The biggest tax impact of deciding to leave the EU
The Business of Tax While a customs union or partnership may allow duty free movement between the EU and UK it could and probably will still require businesses to prepare and submit import and export documents in some shape or form.
Tax and the European Union each inspire far-fetched comment, and that is certainly the case when you put the two together.
One regularly hears from Brexiteers that, free of the shackles of Brussels, all kinds of tax reform and liberalisation are possible – and equally, from Remainers, that such changes are needed in a desperate attempt to make good the economic losses of leaving.
We will always need to pay taxes
Let’s get real. Britons may be free but they will always need to pay taxes. Aggressive tax competition was always possible – perhaps easier – for countries within the EU (look at Luxembourg) – but in or out, global public opinion is mobilising against it, and its days may be numbered.
A read of the Office of Tax Simplification’s recent report on VAT (‘Value added tax: routes to simplification[) demonstrates that even with this emblematically European tax, most of the complexities and distortions that burden business and complicate life are entirely home-grown, and always within our power either to remove or (most likely, on past form), to go on putting up with.
The biggest tax impact of deciding to leave the EU is, without doubt, the need to create a national customs duty system.
This is likely to be the case even if we end up in some form of customs union, or customs partnership (currently a matter of some political controversy!) While a customs union or partnership may allow duty-free movement between the EU and UK, it could (and probably will) still require businesses to prepare and submit import and export documents in some shape or form – though not necessarily at the border. The impact of this on the 135,000 businesses who currently trade with the EU, in having to come to grips with serious customs obligations for the first time (in half a century for the oldest businesses, or ever for most of them) cannot be overstated. It is likely to drive up cost (e.g. outsourcing import or export document preparation and filing), or, for larger businesses, potentially drive supply chain changes (whether into or out of the UK or EU) in order to meet preferential agreement conditions with third parties.
Another impact on business is that, for every 24 hours delay in shipping due to unready customs regimes on either side of the channel, another day’s worth of inventory needs to be funded and in motion. Just In Time delivery may need to become ‘Just In Time, After Allowing For Significant Border Friction’.
How to deal with tax post-Brexit

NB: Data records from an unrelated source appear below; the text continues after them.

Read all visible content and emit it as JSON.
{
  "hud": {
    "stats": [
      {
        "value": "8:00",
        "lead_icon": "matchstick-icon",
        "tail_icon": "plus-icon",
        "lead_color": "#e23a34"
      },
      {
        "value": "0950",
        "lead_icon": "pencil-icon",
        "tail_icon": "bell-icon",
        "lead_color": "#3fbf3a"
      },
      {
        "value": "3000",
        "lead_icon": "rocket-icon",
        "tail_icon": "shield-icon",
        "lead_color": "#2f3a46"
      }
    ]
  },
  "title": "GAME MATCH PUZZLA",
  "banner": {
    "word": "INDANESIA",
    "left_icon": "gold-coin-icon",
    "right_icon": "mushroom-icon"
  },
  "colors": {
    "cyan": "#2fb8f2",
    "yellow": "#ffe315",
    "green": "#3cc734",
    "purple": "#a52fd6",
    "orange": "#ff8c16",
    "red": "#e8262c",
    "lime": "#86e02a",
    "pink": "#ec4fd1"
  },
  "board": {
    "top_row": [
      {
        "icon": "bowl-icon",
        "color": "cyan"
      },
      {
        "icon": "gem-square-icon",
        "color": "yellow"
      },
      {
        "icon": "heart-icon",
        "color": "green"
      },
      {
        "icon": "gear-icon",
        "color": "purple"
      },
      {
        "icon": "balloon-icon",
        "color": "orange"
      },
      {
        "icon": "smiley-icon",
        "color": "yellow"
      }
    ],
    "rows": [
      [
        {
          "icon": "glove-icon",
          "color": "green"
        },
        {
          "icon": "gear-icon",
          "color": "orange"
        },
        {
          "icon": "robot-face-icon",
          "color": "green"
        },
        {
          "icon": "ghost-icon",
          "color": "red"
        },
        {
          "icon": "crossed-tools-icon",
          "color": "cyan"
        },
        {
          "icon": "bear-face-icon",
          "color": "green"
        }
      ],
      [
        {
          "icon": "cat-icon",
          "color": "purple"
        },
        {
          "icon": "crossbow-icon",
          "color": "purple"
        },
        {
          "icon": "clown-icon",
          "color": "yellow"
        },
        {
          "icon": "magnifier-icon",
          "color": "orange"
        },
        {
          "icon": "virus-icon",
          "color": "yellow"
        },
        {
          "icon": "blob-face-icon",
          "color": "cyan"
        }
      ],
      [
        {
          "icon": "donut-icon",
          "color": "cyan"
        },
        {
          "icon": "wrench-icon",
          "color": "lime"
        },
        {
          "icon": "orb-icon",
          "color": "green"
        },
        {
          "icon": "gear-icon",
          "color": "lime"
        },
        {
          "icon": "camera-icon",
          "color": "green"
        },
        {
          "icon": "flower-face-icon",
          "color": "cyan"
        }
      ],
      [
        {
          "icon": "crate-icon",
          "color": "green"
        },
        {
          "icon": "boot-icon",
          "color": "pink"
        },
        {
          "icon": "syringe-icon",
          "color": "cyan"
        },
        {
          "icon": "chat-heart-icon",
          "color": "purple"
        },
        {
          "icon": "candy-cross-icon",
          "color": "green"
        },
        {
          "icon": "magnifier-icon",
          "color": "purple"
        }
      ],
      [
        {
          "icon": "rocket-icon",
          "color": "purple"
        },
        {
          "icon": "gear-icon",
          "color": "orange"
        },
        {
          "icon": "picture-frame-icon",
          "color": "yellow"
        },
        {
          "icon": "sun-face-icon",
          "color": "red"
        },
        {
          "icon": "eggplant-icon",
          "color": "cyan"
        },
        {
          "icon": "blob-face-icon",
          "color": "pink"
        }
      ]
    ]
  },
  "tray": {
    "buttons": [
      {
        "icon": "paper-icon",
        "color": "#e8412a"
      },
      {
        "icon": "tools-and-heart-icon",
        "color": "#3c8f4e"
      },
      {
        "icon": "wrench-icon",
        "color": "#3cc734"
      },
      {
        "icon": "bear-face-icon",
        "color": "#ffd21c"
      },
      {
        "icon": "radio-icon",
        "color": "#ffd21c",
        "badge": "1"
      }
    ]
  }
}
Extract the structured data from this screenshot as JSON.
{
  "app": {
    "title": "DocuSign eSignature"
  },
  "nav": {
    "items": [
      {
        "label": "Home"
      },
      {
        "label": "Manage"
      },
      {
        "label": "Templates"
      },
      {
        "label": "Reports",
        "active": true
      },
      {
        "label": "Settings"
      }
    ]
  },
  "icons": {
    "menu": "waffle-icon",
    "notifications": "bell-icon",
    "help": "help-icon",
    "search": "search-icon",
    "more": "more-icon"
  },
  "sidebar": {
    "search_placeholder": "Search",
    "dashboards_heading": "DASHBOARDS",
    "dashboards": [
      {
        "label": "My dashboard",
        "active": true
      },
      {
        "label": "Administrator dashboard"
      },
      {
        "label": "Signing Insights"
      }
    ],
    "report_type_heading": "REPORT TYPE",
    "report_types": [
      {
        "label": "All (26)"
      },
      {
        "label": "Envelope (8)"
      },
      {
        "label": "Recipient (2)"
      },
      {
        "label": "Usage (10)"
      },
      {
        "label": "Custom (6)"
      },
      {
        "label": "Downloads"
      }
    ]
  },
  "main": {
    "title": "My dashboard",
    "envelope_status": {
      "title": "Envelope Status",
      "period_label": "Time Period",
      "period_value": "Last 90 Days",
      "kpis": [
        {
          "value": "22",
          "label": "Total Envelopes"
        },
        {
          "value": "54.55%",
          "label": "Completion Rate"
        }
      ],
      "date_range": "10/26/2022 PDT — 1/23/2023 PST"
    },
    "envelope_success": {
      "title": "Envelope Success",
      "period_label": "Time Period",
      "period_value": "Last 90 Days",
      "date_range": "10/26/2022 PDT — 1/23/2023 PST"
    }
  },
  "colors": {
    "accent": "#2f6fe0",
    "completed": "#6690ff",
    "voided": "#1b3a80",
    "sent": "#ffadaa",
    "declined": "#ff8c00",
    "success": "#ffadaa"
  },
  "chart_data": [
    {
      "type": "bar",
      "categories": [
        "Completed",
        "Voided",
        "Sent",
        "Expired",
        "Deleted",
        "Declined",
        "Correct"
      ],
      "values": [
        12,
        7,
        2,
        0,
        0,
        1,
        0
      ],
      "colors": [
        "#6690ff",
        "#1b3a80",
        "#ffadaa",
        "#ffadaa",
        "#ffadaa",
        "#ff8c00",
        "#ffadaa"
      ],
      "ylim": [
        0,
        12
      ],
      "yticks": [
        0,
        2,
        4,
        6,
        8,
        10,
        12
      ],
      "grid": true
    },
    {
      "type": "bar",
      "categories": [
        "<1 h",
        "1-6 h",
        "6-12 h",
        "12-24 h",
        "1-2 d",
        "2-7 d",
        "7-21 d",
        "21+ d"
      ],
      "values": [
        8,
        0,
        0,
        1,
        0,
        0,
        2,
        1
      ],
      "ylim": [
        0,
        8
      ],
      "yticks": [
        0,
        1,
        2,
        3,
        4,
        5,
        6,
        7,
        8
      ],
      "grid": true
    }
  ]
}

HMRC will need IT and other systems to deal with them. Many ports only handle business with Europe. Laws are being drafted, and either put through Parliament, or the machinery of secondary legislation. There will need to be guidance, compliance, and enforcement. Will there be a soft enforcement regime to help business adjust to any post Brexit regime? And will there be a strong helping hand by government in helping these businesses learn or relearn how to import and export? Or will it be a Brexit version of caveat emptor where innocent errors cause shipping delay, enquiries and punishment?
So what will Brexit really mean at a wider European level? If I am to risk one firm prediction, we will be standing shoulder to shoulder with Europe – more closely than ever before on tax issues – in trying to extract more taxes from the US technology multinationals, even risking the wider multinational consensus developed over decades to do it, and even though the amounts collected will never match the expectations that the public is being encouraged to have.’